### Problem requirements
Search the data for the word "листе" and copy each line that has it.

### Source material

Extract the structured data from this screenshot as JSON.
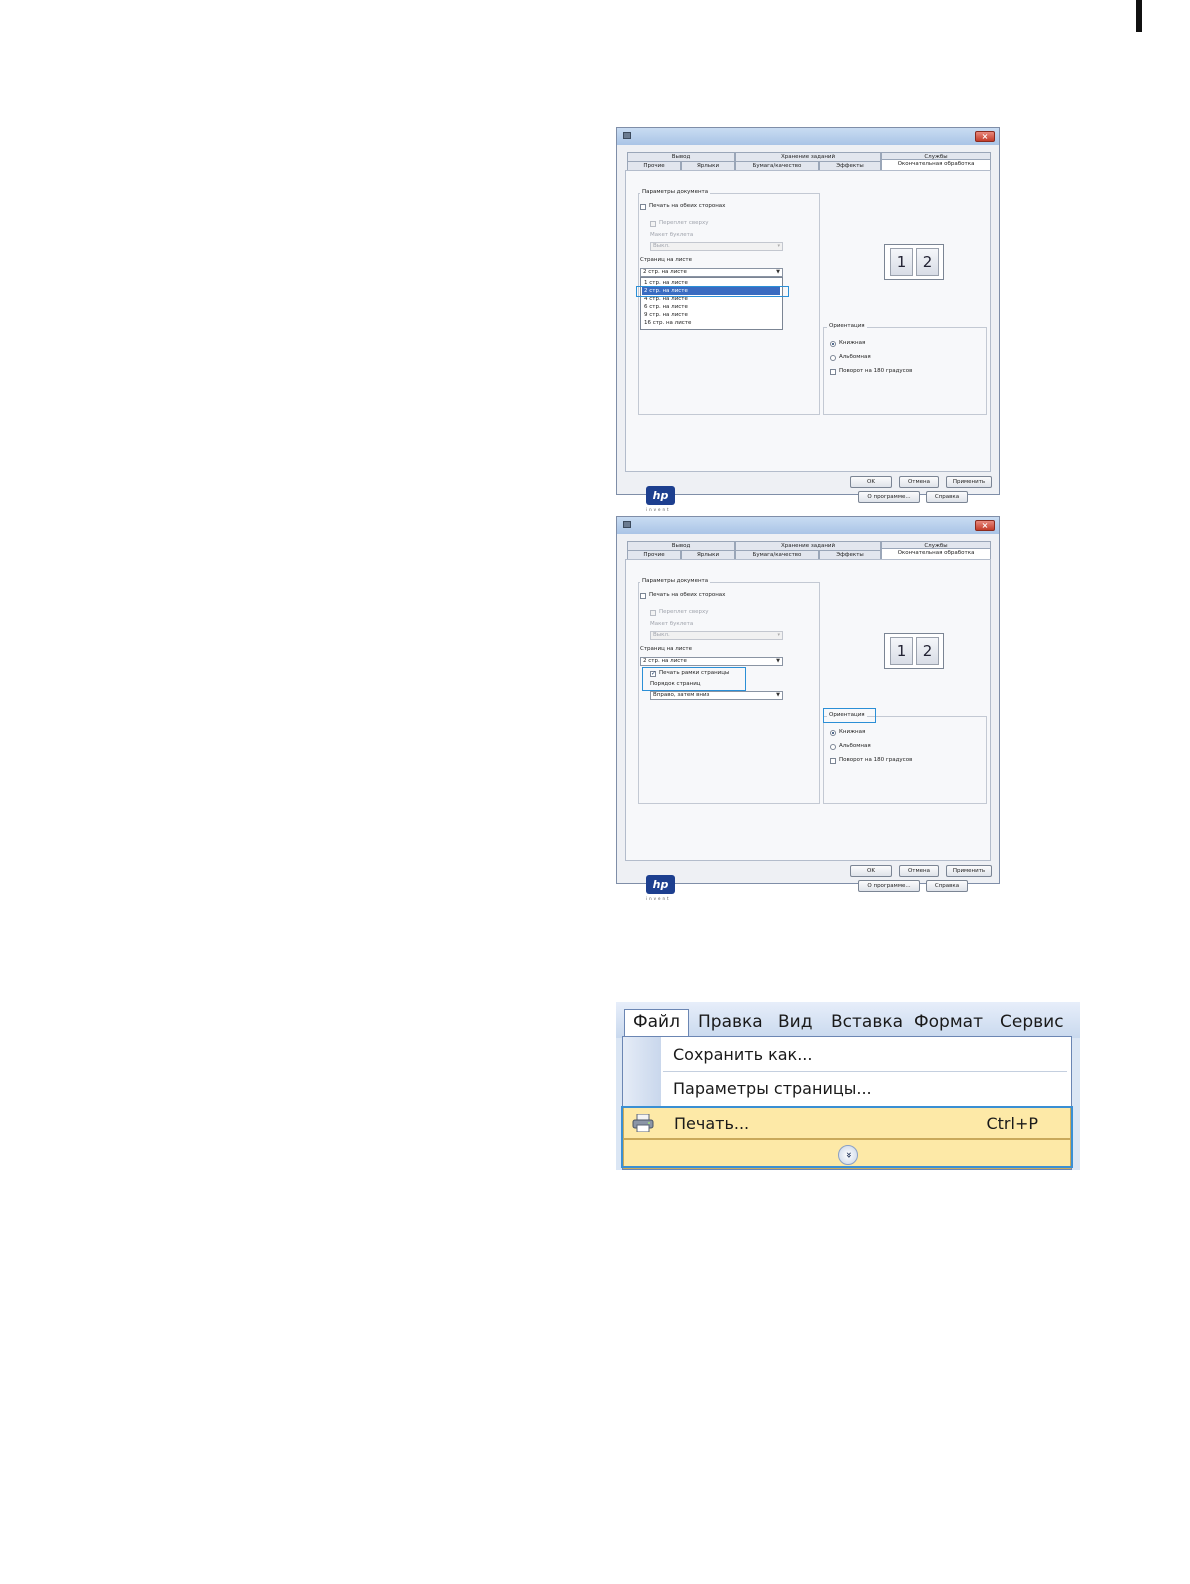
{
  "tabs_row1": [
    "Вывод",
    "Хранение заданий",
    "Службы"
  ],
  "tabs_row2": [
    "Прочие",
    "Ярлыки",
    "Бумага/качество",
    "Эффекты",
    "Окончательная обработка"
  ],
  "doc_params": {
    "group_title": "Параметры документа",
    "duplex_label": "Печать на обеих сторонах",
    "flip_up_label": "Переплет сверху",
    "booklet_label": "Макет буклета",
    "booklet_value": "Выкл.",
    "pages_per_sheet_label": "Страниц на листе",
    "pages_per_sheet_value": "2 стр. на листе"
  },
  "pages_options": [
    "1 стр. на листе",
    "2 стр. на листе",
    "4 стр. на листе",
    "6 стр. на листе",
    "9 стр. на листе",
    "16 стр. на листе"
  ],
  "page_borders_label": "Печать рамки страницы",
  "page_order_label": "Порядок страниц",
  "page_order_value": "Вправо, затем вниз",
  "preview_pages": [
    "1",
    "2"
  ],
  "orientation": {
    "group_title": "Ориентация",
    "portrait": "Книжная",
    "landscape": "Альбомная",
    "rotate": "Поворот на 180 градусов"
  },
  "buttons": {
    "about": "О программе...",
    "help": "Справка",
    "ok": "OK",
    "cancel": "Отмена",
    "apply": "Применить"
  },
  "logo": {
    "text": "hp",
    "sub": "invent"
  },
  "word_menu": {
    "bar": [
      "Файл",
      "Правка",
      "Вид",
      "Вставка",
      "Формат",
      "Сервис"
    ],
    "save_as": "Сохранить как...",
    "page_setup": "Параметры страницы...",
    "print": "Печать...",
    "print_shortcut": "Ctrl+P",
    "expand_glyph": "»"
  }
}
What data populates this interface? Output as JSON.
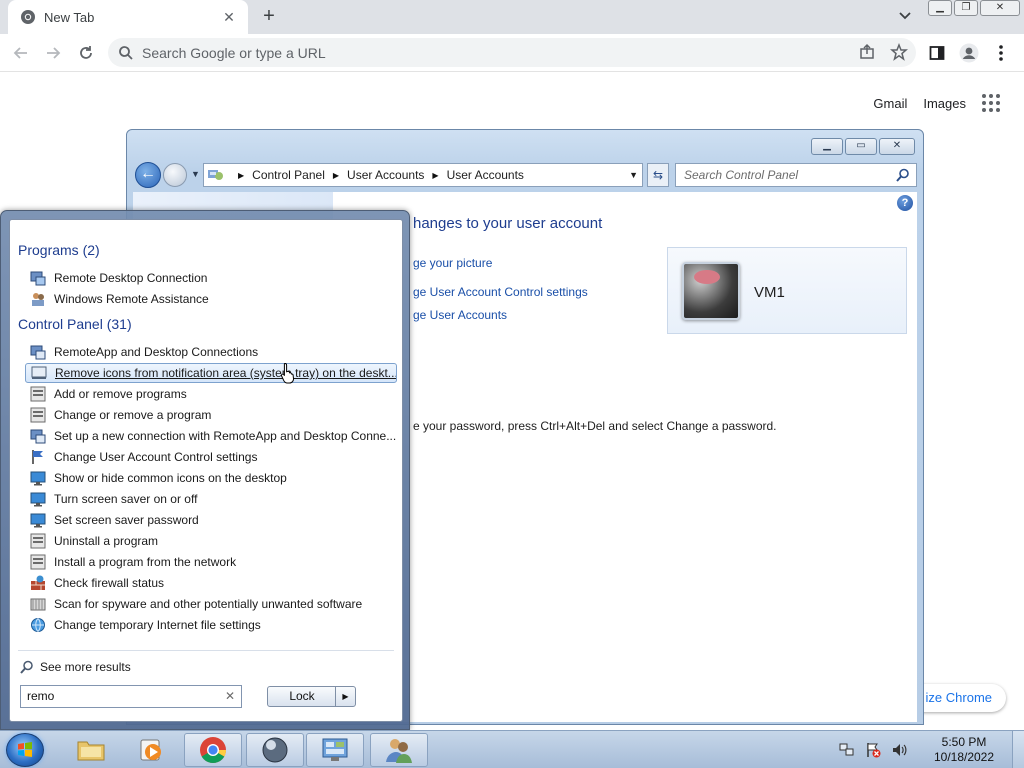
{
  "chrome": {
    "tab_title": "New Tab",
    "tab_close": "✕",
    "new_tab": "+",
    "omnibox_placeholder": "Search Google or type a URL",
    "gmail": "Gmail",
    "images": "Images",
    "customize": "ize Chrome"
  },
  "control_panel": {
    "breadcrumb": [
      "Control Panel",
      "User Accounts",
      "User Accounts"
    ],
    "search_placeholder": "Search Control Panel",
    "heading": "hanges to your user account",
    "links": [
      "ge your picture",
      "ge User Account Control settings",
      "ge User Accounts"
    ],
    "user_name": "VM1",
    "note": "e your password, press Ctrl+Alt+Del and select Change a password.",
    "help": "?"
  },
  "start_menu": {
    "programs_header": "Programs (2)",
    "programs": [
      {
        "label": "Remote Desktop Connection",
        "icon": "remote-desktop-icon"
      },
      {
        "label": "Windows Remote Assistance",
        "icon": "remote-assistance-icon"
      }
    ],
    "control_panel_header": "Control Panel (31)",
    "control_panel_items": [
      {
        "label": "RemoteApp and Desktop Connections",
        "icon": "remoteapp-icon"
      },
      {
        "label": "Remove icons from notification area (system tray) on the deskt...",
        "icon": "notification-area-icon",
        "highlight": true
      },
      {
        "label": "Add or remove programs",
        "icon": "programs-icon"
      },
      {
        "label": "Change or remove a program",
        "icon": "programs-icon"
      },
      {
        "label": "Set up a new connection with RemoteApp and Desktop Conne...",
        "icon": "remoteapp-icon"
      },
      {
        "label": "Change User Account Control settings",
        "icon": "uac-flag-icon"
      },
      {
        "label": "Show or hide common icons on the desktop",
        "icon": "display-icon"
      },
      {
        "label": "Turn screen saver on or off",
        "icon": "display-icon"
      },
      {
        "label": "Set screen saver password",
        "icon": "display-icon"
      },
      {
        "label": "Uninstall a program",
        "icon": "programs-icon"
      },
      {
        "label": "Install a program from the network",
        "icon": "programs-icon"
      },
      {
        "label": "Check firewall status",
        "icon": "firewall-icon"
      },
      {
        "label": "Scan for spyware and other potentially unwanted software",
        "icon": "defender-icon"
      },
      {
        "label": "Change temporary Internet file settings",
        "icon": "internet-options-icon"
      }
    ],
    "see_more": "See more results",
    "search_value": "remo",
    "search_clear": "✕",
    "lock_label": "Lock",
    "lock_arrow": "▶"
  },
  "taskbar": {
    "apps": [
      {
        "name": "explorer",
        "icon": "folder-icon"
      },
      {
        "name": "media-player",
        "icon": "media-player-icon"
      },
      {
        "name": "chrome",
        "icon": "chrome-icon",
        "active": true
      },
      {
        "name": "orb-app",
        "icon": "sphere-icon",
        "active": true
      },
      {
        "name": "control-panel",
        "icon": "control-panel-icon",
        "active": true
      },
      {
        "name": "users-app",
        "icon": "users-icon",
        "active": true
      }
    ],
    "time": "5:50 PM",
    "date": "10/18/2022"
  },
  "colors": {
    "link": "#1a4fa8",
    "heading": "#1e3d8f",
    "taskbar": "#b3c7df"
  }
}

### Result of the task
    "pages_per_sheet_label": "Страниц на листе",
    "pages_per_sheet_value": "2 стр. на листе"
    "1 стр. на листе",
    "2 стр. на листе",
    "4 стр. на листе",
    "6 стр. на листе",
    "9 стр. на листе",
    "16 стр. на листе"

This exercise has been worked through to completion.